The right hemisphere in the girl’s brain failed to develop in the womb.
Normally, the left and right fields of vision are processed and mapped by opposite sides of the brain, but scans on the German girl showed that retinal nerve fibres that should go to the right hemisphere of the brain diverted to the left.
Further, the researchers found that within the visual cortex of the left hemisphere, ‘islands’ had been formed within it to specifically deal with, and map out, the left visual field.
This study has revealed the surprising flexibility of the brain. The brain has amazing plasticity but we were quite astonished to see just how well the single hemisphere of the brain in this girl has adapted to compensate for the missing half.
Despite lacking one hemisphere, the girl has normal psychological function and is perfectly capable of living a normal and fulfilling life. She is witty, charming and intelligent.
She only has slight weakness on her left side (hemiparesis) . The girl had a normal developmental and medical history, attending regular school and taking part in activities such as roller-skating.

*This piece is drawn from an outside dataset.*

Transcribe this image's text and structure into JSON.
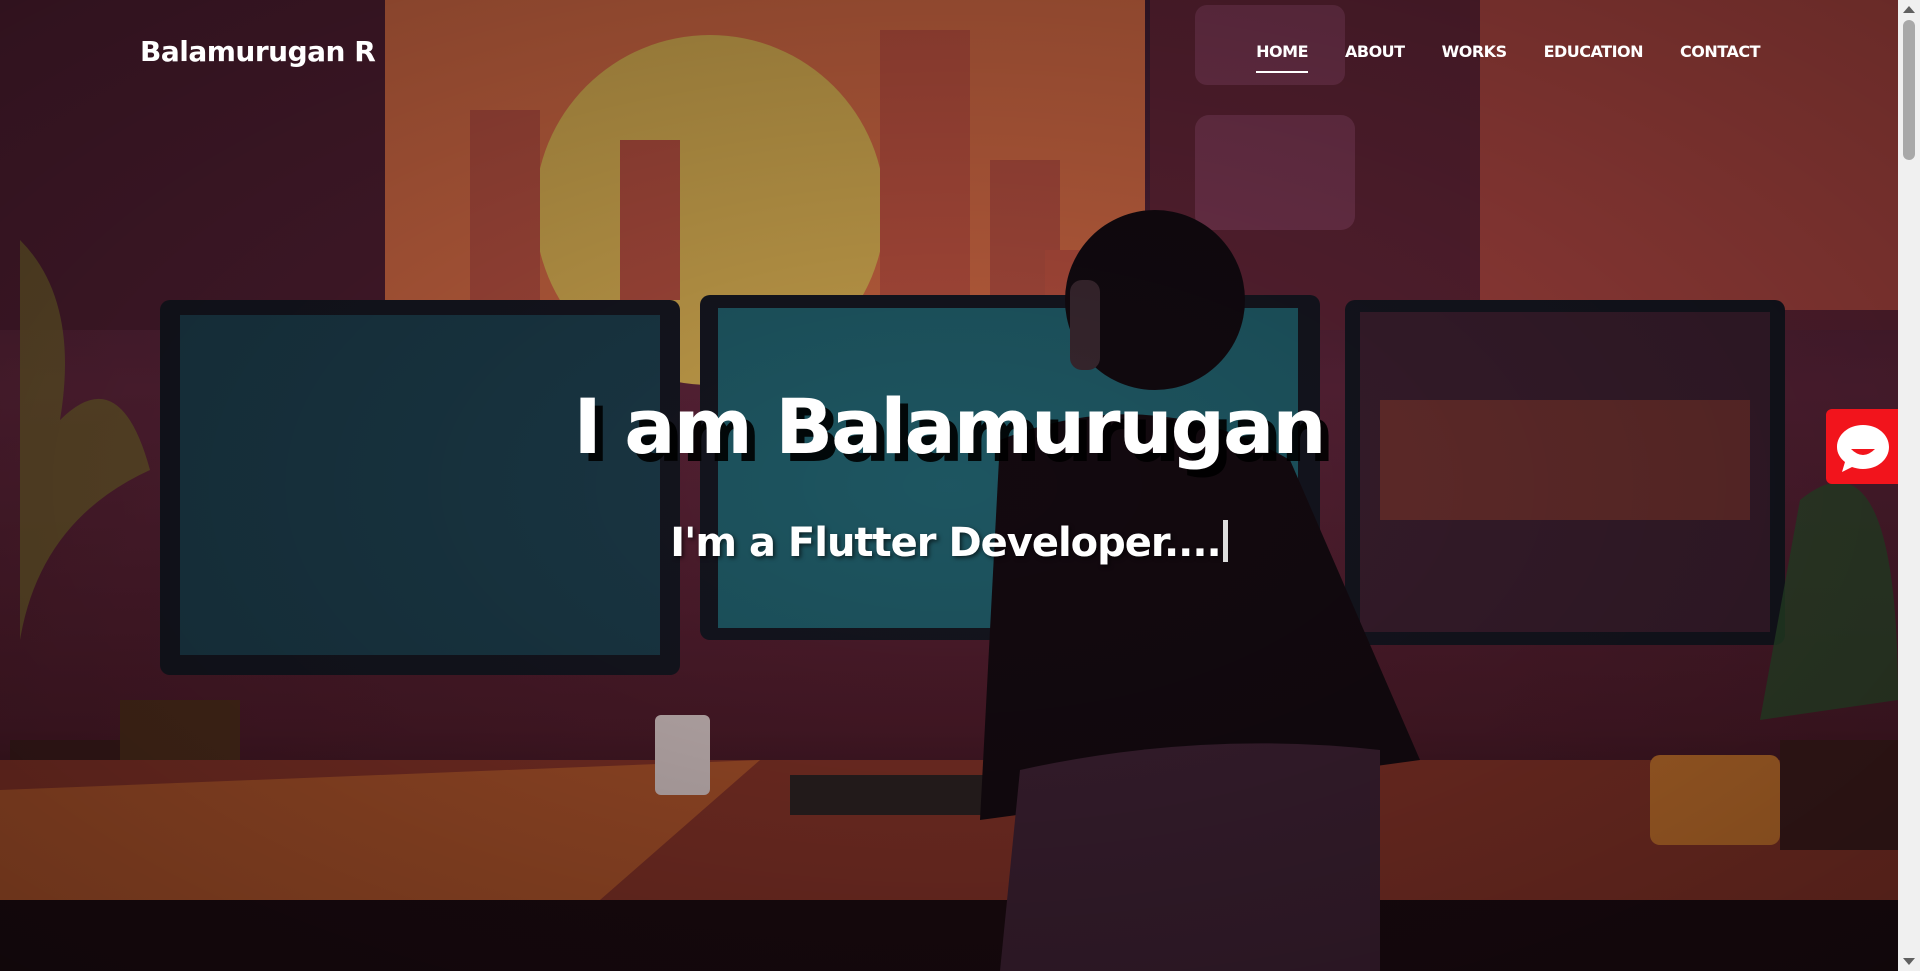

In other cases, where patients have half of the brain removed (hemispherectomy) , to treat severe epilepsy for example, one field of vision is lost in both eyes - i.e. they see only objects on the left or right side of their vision. In the case of the German girl, her left and right field vision is almost perfect in one eye.
Max Planck Institute for Brain Research
Institute of Medical Psychology at Goethe-University
Proceedings of the National Academy of Science USA